Extracted data entries:
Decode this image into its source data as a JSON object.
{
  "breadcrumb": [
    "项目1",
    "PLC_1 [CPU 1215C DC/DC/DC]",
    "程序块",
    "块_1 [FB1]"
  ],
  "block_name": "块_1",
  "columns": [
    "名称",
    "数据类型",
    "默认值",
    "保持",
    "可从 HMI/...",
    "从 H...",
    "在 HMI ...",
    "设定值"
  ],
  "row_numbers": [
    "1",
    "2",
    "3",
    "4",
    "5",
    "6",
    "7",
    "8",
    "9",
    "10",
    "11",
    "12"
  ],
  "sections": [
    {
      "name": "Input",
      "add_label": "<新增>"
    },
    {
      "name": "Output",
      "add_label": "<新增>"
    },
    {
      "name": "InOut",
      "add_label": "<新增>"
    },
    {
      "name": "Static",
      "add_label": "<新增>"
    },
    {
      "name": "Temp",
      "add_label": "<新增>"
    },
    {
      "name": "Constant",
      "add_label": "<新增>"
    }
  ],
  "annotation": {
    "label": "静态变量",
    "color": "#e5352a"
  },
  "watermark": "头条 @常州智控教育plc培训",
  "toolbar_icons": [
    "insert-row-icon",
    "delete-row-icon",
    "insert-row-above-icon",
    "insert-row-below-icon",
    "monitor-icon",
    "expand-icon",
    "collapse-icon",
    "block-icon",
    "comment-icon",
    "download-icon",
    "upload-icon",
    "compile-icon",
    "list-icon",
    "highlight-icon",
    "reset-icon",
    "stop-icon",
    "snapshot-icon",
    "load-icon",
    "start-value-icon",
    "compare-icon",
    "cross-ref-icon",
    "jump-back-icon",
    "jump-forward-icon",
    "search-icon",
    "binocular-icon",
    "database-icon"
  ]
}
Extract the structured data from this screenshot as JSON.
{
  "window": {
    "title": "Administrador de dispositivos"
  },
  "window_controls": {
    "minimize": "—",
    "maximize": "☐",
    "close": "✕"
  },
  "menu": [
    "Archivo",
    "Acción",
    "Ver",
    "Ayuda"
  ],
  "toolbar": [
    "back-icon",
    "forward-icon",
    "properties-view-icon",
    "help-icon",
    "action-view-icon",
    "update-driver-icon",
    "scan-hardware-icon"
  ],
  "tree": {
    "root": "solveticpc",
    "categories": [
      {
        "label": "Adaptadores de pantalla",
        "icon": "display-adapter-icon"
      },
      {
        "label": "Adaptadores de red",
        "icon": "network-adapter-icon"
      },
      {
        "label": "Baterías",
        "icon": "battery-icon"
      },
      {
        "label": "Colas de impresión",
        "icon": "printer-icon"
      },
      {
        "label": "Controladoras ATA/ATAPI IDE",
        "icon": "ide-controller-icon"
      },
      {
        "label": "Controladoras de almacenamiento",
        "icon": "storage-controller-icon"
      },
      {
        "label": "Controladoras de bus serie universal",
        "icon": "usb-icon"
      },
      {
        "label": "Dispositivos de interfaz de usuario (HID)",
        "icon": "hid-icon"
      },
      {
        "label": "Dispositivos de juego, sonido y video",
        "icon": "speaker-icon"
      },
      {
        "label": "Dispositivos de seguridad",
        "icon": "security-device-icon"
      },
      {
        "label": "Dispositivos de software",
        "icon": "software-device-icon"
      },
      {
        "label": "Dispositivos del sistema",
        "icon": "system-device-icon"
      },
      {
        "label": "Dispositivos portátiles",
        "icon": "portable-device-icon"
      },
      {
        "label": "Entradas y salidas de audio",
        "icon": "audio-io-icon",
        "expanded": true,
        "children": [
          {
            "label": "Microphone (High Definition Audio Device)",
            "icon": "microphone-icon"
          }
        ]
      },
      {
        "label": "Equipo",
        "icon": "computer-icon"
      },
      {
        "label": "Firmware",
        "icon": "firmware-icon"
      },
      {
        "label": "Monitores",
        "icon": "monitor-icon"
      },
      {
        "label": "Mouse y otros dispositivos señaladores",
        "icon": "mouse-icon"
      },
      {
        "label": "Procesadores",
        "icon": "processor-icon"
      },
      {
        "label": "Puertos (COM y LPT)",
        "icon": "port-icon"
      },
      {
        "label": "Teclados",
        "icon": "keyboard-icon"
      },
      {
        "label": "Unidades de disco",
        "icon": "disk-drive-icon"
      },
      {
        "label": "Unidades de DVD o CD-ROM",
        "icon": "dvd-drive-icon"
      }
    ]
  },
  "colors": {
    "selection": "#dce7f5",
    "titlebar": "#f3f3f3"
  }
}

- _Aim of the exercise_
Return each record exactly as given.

- _Response for this exercise_
Decode this image into its source data as a JSON object.
{
  "breadcrumb": [
    "项目1",
    "PLC_1 [CPU 1215C DC/DC/DC]",
    "程序块",
    "块_1 [FB1]"
  ],
  "block_name": "块_1",
  "columns": [
    "名称",
    "数据类型",
    "默认值",
    "保持",
    "可从 HMI/...",
    "从 H...",
    "在 HMI ...",
    "设定值"
  ],
  "row_numbers": [
    "1",
    "2",
    "3",
    "4",
    "5",
    "6",
    "7",
    "8",
    "9",
    "10",
    "11",
    "12"
  ],
  "sections": [
    {
      "name": "Input",
      "add_label": "<新增>"
    },
    {
      "name": "Output",
      "add_label": "<新增>"
    },
    {
      "name": "InOut",
      "add_label": "<新增>"
    },
    {
      "name": "Static",
      "add_label": "<新增>"
    },
    {
      "name": "Temp",
      "add_label": "<新增>"
    },
    {
      "name": "Constant",
      "add_label": "<新增>"
    }
  ],
  "annotation": {
    "label": "静态变量",
    "color": "#e5352a"
  },
  "watermark": "头条 @常州智控教育plc培训",
  "toolbar_icons": [
    "insert-row-icon",
    "delete-row-icon",
    "insert-row-above-icon",
    "insert-row-below-icon",
    "monitor-icon",
    "expand-icon",
    "collapse-icon",
    "block-icon",
    "comment-icon",
    "download-icon",
    "upload-icon",
    "compile-icon",
    "list-icon",
    "highlight-icon",
    "reset-icon",
    "stop-icon",
    "snapshot-icon",
    "load-icon",
    "start-value-icon",
    "compare-icon",
    "cross-ref-icon",
    "jump-back-icon",
    "jump-forward-icon",
    "search-icon",
    "binocular-icon",
    "database-icon"
  ]
}
Extract the structured data from this screenshot as JSON.
{
  "window": {
    "title": "Administrador de dispositivos"
  },
  "window_controls": {
    "minimize": "—",
    "maximize": "☐",
    "close": "✕"
  },
  "menu": [
    "Archivo",
    "Acción",
    "Ver",
    "Ayuda"
  ],
  "toolbar": [
    "back-icon",
    "forward-icon",
    "properties-view-icon",
    "help-icon",
    "action-view-icon",
    "update-driver-icon",
    "scan-hardware-icon"
  ],
  "tree": {
    "root": "solveticpc",
    "categories": [
      {
        "label": "Adaptadores de pantalla",
        "icon": "display-adapter-icon"
      },
      {
        "label": "Adaptadores de red",
        "icon": "network-adapter-icon"
      },
      {
        "label": "Baterías",
        "icon": "battery-icon"
      },
      {
        "label": "Colas de impresión",
        "icon": "printer-icon"
      },
      {
        "label": "Controladoras ATA/ATAPI IDE",
        "icon": "ide-controller-icon"
      },
      {
        "label": "Controladoras de almacenamiento",
        "icon": "storage-controller-icon"
      },
      {
        "label": "Controladoras de bus serie universal",
        "icon": "usb-icon"
      },
      {
        "label": "Dispositivos de interfaz de usuario (HID)",
        "icon": "hid-icon"
      },
      {
        "label": "Dispositivos de juego, sonido y video",
        "icon": "speaker-icon"
      },
      {
        "label": "Dispositivos de seguridad",
        "icon": "security-device-icon"
      },
      {
        "label": "Dispositivos de software",
        "icon": "software-device-icon"
      },
      {
        "label": "Dispositivos del sistema",
        "icon": "system-device-icon"
      },
      {
        "label": "Dispositivos portátiles",
        "icon": "portable-device-icon"
      },
      {
        "label": "Entradas y salidas de audio",
        "icon": "audio-io-icon",
        "expanded": true,
        "children": [
          {
            "label": "Microphone (High Definition Audio Device)",
            "icon": "microphone-icon"
          }
        ]
      },
      {
        "label": "Equipo",
        "icon": "computer-icon"
      },
      {
        "label": "Firmware",
        "icon": "firmware-icon"
      },
      {
        "label": "Monitores",
        "icon": "monitor-icon"
      },
      {
        "label": "Mouse y otros dispositivos señaladores",
        "icon": "mouse-icon"
      },
      {
        "label": "Procesadores",
        "icon": "processor-icon"
      },
      {
        "label": "Puertos (COM y LPT)",
        "icon": "port-icon"
      },
      {
        "label": "Teclados",
        "icon": "keyboard-icon"
      },
      {
        "label": "Unidades de disco",
        "icon": "disk-drive-icon"
      },
      {
        "label": "Unidades de DVD o CD-ROM",
        "icon": "dvd-drive-icon"
      }
    ]
  },
  "colors": {
    "selection": "#dce7f5",
    "titlebar": "#f3f3f3"
  }
}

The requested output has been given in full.